Data are derived from a cross-sectional survey, which makes it difficult to account comprehensively for self-selection into being a health care user. Despite the limitations, this research suggests that racial and ethnic minorities possess a generalized distrust in physicians, necessitating interventions that move beyond improving health care experiences.
Many researchers have surmised that a generalized distrust in physicians exists among racial and ethnic minorities. This chapter is the first to explicitly examine the existence of such distrust.
The purpose of this research was to assess public perceptions of the police in Mexico.
Surveys were administered to more than 300 law school students in Tampico, Tamaulipas.
Analyses of the data show that the majority of respondents view the municipal, state, and federal police forces negatively. The analyses also indicate that the federal police are viewed less negatively than the state police and the state police are viewed less negatively than the municipal police. Finally, the analyses show that there is a difference in diffuse and specific support for the police agencies, but there was not a consistent pattern of diffuse support being greater than specific support.
Because the sample was composed of law school students, the results cannot be generalized to the Mexican populace. And the unusual findings pertaining to diffuse and specific support for the police indicate a need for additional research on this phenomenon.

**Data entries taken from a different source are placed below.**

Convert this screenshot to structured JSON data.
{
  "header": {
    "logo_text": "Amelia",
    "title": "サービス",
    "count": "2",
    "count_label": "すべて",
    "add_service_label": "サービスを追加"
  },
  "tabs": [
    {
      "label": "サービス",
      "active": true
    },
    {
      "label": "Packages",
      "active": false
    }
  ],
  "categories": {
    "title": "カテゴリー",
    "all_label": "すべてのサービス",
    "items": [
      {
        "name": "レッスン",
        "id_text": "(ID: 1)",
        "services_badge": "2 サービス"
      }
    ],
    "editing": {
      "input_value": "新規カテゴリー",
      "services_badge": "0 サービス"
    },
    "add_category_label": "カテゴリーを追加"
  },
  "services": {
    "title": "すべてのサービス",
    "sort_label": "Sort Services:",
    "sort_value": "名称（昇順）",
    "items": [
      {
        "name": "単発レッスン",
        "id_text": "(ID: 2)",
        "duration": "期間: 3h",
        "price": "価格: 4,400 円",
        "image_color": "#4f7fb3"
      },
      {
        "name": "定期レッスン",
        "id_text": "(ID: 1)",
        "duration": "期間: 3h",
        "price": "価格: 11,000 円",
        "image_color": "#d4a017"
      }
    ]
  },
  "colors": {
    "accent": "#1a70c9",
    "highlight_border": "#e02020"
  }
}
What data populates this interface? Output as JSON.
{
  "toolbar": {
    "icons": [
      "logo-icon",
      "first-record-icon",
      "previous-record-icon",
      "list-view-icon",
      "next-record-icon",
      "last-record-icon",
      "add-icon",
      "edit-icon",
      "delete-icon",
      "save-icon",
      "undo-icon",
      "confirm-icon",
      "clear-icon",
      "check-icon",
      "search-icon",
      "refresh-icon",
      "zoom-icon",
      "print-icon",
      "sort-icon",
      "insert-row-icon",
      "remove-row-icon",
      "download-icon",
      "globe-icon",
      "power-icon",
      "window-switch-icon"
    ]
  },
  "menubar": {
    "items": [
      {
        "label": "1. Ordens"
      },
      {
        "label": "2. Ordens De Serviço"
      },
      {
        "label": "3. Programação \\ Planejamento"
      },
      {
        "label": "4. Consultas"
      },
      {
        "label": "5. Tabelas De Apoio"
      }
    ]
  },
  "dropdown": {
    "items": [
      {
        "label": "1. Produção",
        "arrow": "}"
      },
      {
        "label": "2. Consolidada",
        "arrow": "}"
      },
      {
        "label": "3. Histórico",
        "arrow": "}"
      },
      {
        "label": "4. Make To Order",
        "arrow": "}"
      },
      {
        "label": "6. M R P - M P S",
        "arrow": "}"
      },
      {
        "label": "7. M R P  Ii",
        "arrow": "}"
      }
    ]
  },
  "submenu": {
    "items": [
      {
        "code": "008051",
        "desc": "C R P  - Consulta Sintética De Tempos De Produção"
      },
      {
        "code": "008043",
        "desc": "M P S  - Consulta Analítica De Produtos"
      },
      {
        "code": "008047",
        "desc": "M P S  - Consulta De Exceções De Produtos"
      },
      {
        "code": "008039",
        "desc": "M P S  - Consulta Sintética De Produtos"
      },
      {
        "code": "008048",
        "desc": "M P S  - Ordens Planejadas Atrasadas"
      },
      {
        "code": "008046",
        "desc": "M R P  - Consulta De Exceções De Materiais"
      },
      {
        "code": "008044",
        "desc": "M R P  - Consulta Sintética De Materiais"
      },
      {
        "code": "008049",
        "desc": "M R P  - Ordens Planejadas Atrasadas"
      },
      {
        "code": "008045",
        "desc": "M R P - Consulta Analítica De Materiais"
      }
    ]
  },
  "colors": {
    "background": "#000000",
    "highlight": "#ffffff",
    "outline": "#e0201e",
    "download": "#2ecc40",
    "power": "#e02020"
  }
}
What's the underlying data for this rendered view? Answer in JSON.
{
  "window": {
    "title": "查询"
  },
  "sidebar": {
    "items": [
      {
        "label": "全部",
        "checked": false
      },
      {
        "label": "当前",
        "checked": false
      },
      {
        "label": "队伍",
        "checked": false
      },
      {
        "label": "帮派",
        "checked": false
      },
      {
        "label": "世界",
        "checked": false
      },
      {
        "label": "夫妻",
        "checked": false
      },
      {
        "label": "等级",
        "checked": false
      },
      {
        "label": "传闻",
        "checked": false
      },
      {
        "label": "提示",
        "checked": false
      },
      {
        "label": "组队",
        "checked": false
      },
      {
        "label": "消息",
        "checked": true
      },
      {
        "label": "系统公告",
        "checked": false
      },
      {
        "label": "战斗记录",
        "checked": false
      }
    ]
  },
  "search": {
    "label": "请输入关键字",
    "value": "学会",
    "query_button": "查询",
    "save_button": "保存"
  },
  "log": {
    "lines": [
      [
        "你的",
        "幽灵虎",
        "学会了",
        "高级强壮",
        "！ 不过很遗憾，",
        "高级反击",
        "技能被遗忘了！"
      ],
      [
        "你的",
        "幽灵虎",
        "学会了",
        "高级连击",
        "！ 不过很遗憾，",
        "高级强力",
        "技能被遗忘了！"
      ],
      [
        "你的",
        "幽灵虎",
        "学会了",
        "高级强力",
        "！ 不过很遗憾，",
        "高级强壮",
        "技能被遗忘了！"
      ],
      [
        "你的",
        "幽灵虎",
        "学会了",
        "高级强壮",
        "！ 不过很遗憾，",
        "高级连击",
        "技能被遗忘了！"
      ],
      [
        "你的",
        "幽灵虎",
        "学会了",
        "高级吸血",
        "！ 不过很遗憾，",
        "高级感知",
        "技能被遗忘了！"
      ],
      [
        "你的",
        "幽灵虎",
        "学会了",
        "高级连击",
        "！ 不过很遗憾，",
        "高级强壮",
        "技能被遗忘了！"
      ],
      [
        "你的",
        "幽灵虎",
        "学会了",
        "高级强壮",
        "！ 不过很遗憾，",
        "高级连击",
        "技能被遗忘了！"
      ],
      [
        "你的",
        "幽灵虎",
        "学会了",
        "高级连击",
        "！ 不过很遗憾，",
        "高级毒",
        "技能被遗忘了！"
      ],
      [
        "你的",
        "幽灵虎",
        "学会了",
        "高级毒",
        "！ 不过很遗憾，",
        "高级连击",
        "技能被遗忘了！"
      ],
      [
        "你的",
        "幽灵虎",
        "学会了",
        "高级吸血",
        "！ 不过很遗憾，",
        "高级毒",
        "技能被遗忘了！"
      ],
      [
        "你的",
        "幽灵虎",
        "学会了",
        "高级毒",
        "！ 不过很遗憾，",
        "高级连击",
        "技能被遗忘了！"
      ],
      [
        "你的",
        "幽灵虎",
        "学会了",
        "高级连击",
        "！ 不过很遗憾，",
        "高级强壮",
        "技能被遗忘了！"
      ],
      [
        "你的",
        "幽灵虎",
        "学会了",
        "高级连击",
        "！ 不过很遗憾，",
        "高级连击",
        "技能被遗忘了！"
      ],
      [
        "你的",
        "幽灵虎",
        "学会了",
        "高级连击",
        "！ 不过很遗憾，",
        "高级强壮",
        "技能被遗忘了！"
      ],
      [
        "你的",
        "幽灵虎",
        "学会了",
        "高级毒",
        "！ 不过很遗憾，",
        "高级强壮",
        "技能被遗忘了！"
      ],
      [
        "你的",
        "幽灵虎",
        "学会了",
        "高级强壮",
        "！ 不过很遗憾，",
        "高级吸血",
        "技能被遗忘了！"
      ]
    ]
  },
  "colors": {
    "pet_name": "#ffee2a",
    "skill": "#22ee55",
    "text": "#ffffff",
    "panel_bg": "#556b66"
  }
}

The findings suggest that the recent police reforms in Mexico have failed to instill public confidence in the police and that the Mexican government needs to increase police reform efforts. In addition, because of the large influx of immigration from Mexico into the USA, police agencies in the USA will need to increase efforts to work with Hispanic communities in order to gain the confidence of the Mexican immigrants.
To date, this is the most comprehensive empirical examination of perceptions of the police forces in Mexico.
Institutional logics and collective identities are closely intertwined: logics shape the emergence and evolution of identities, which in turn play a crucial role in…
Institutional logics and collective identities are closely intertwined: logics shape the emergence and evolution of identities, which in turn play a crucial role in mediating the influence of the logics themselves. Though there exists a significant body of research on the intersection of the two phenomena, relatively little attention has been given to changes in the strength, content, and permanence of particular logic–identity associations. In this paper we explore empirically the question of whether and how a logic and identity may become severed, through an inductive case study of the development of the hospitalist identity in health care in the United States. Based on this study, we propose a set of mechanisms through which the distancing of a logic and an identity may occur. We also discuss potential counterfactual outcomes, in order to build theory regarding the longitudinal relationship between logics and identities.
This paper develops a framework for understanding history as a source of competitive advantage. Prior research suggests that some firms enjoy preferential access to…
This paper develops a framework for understanding history as a source of competitive advantage. Prior research suggests that some firms enjoy preferential access to resources as a result of their past. Historians, by contrast, understand past events as more than an objective account of reality. History also has an interpretive function. History is a social and rhetorical construction that can be shaped and manipulated to motivate, persuade, and frame action, both within and outside an organization. Viewed as a malleable construct, the capacity to manage history can, itself, be a rare and inimitable resource.